The service has in the past allowed small fires to burn in isolated areas where there is no additional threat, viewing the blazes — which consume undergrowth and other fuel — as part of the normal cycle of natural fire management.
Now, the department will fight some of these smaller fires more forcefully, allowing the use of some mechanized equipment in the process. The individual decisions will be based on weather conditions, the amount of fuel load, the dryness of the area and whether there are nearby developments, agency spokesman Joe Walsh said.
“This is all based on the fact that everything is so dry and there’s been no rain and it’s just the prudent thing to do,” Walsh said. “There hasn’t been a change in policy,” he said, noting that local fire supervisors make such decisions in accordance with their local operations plan.
“They have the ability to do this in an effort to keep fire costs down, rather than letting something in a wilderness get out of control and then get out of the wilderness,” Walsh said.
He said he couldn’t comment on past wildfires, but the aggressive stand is currently allowing crews to move with chain saws and helicopters against six small fires in the wilderness along the California border with Oregon around Grants Pass.
Normally, firefighters would use hand saws to deal with the six small fires covering about 15 acres. But they are now allowed to use the mechanized equipment, he said.

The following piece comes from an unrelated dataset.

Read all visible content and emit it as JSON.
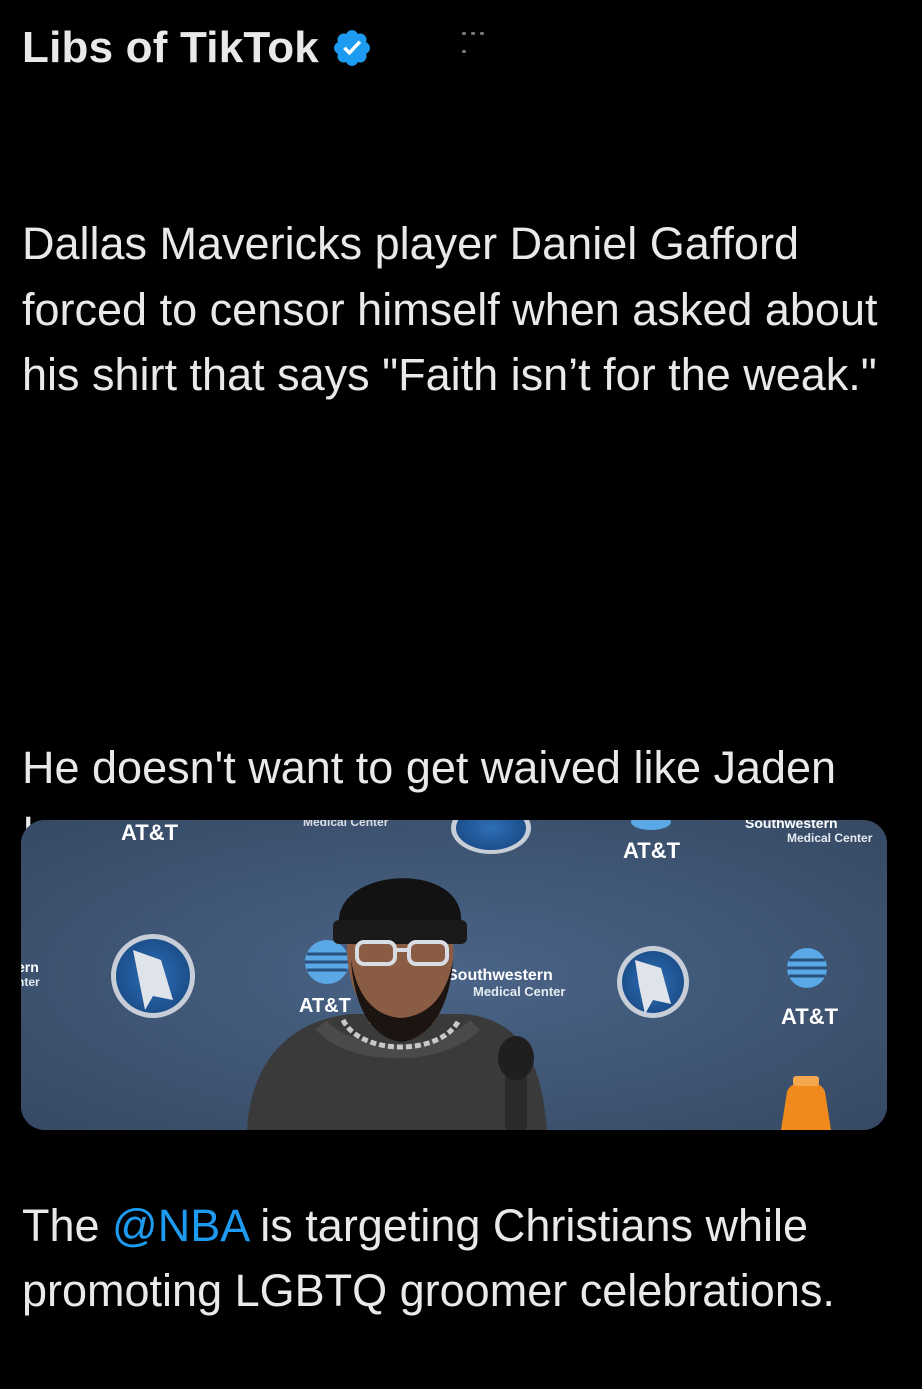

Wildfires have ravaged parts of the West this summer. One blaze that started in late June in Colorado damaged or destroyed at least 386 homes and killed two people, making it the most destructive fire in state history.